At the time, the Obama administration was cracking down on illegal immigration in an attempt to bring Republicans to the table for a grand bargain on comprehensive immigration reform—but it was more effective politics for both Democrats and Republicans to pretend that Obama was less of a border hawk than he really was.
Again and again, Republicans have targeted groups they believe too small or too powerless to spark a costly political backlash. By attacking them, the GOP seeks to place Democrats in a political bind. If they decline to bow to demagoguery, Democrats risk looking either too culturally avant-garde for the comfort of more conservative voters—whose support they need to remain viable—or too preoccupied with defending the rights of a beleaguered minority to pay attention to bread-and-butter issues that matter to the majority. This strategy has worked in the past—President Bill Clinton, who signed the federal statute outlawing same-sex marriage in 1996, was no Republican. Many people across the political spectrum accept the premise that defending a marginalized group’s civil rights is “identity politics,” while choosing to strip away those rights is not.
In 2004, Republicans pursued a good-cop/bad-cop strategy: Bush sounded notes of tolerance and acceptance in public, while Republican strategists pursued an anti-gay-rights agenda behind the scenes. In 2012, the party’s presidential nominee, Mitt Romney, ran to the right of Bush on both immigration and LGBTQ issues in order to prove that he was “severely conservative.” In 2016, the Republican base wanted a nominee who would sound their hatreds with a foghorn rather than a dog whistle. Trump obliged, promising to ban Muslims from coming to the United States and build a wall on the border with Mexico. Trump had previously mocked Romney’s harsh “self-deportation” policy as “maniacal,” but the reality-show star knew what the Republican base wanted in a president when he finally ran.

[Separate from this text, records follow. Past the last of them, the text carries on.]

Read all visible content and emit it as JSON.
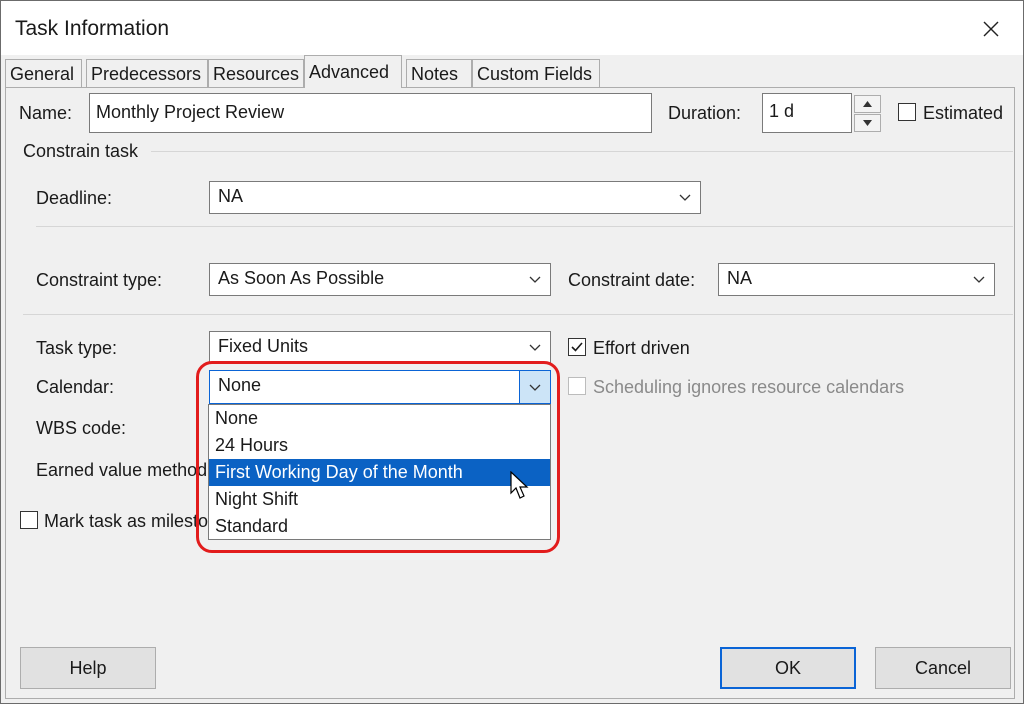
{
  "dialog": {
    "title": "Task Information"
  },
  "tabs": [
    "General",
    "Predecessors",
    "Resources",
    "Advanced",
    "Notes",
    "Custom Fields"
  ],
  "active_tab": "Advanced",
  "fields": {
    "name_label": "Name:",
    "name_value": "Monthly Project Review",
    "duration_label": "Duration:",
    "duration_value": "1 d",
    "estimated_label": "Estimated",
    "estimated_checked": false
  },
  "constrain_task": {
    "group_label": "Constrain task",
    "deadline_label": "Deadline:",
    "deadline_value": "NA",
    "constraint_type_label": "Constraint type:",
    "constraint_type_value": "As Soon As Possible",
    "constraint_date_label": "Constraint date:",
    "constraint_date_value": "NA"
  },
  "task_settings": {
    "task_type_label": "Task type:",
    "task_type_value": "Fixed Units",
    "effort_driven_label": "Effort driven",
    "effort_driven_checked": true,
    "calendar_label": "Calendar:",
    "calendar_value": "None",
    "scheduling_ignores_label": "Scheduling ignores resource calendars",
    "scheduling_ignores_checked": false,
    "wbs_label": "WBS code:",
    "earned_value_label": "Earned value method:",
    "milestone_label": "Mark task as milestone"
  },
  "calendar_dropdown": {
    "options": [
      "None",
      "24 Hours",
      "First Working Day of the Month",
      "Night Shift",
      "Standard"
    ],
    "highlighted": "First Working Day of the Month"
  },
  "buttons": {
    "help": "Help",
    "ok": "OK",
    "cancel": "Cancel"
  },
  "colors": {
    "highlight_ring": "#e21c1c",
    "selection": "#0b62c4",
    "default_button_border": "#0a64d6"
  }
}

That brings us to 2021. Republicans lost the fight over marriage equality so decisively that some now pretend not to have vigorously opposed it in the first place—much to the alarm of many religious conservatives, who are their most dedicated supporters. The fight over immigration is locked in a stalemate, because Trump showed national Republicans that embracing nativism is less politically costly than they had supposed. Anti-Muslim animus has hardly disappeared, but it is no longer as useful a tool to oppose the current leader of the Democratic Party, an elderly Irish Catholic man.
Read: The GOP’s Islamophobia problem
Conflicts between civil rights and religious freedom can certainly present thorny legal dilemmas, but most of what I’m describing here involves Republicans consciously choosing not to leave people alone. There was no threat to life or liberty that demanded same-sex-marriage bans, Sharia bans, or draconian state-level immigration laws. They embraced these causes because they believed that picking on these particular groups of people was good politics, because of their supporters’ animus toward them, and because they believed that their targets lacked the votes or political allies to properly fight back.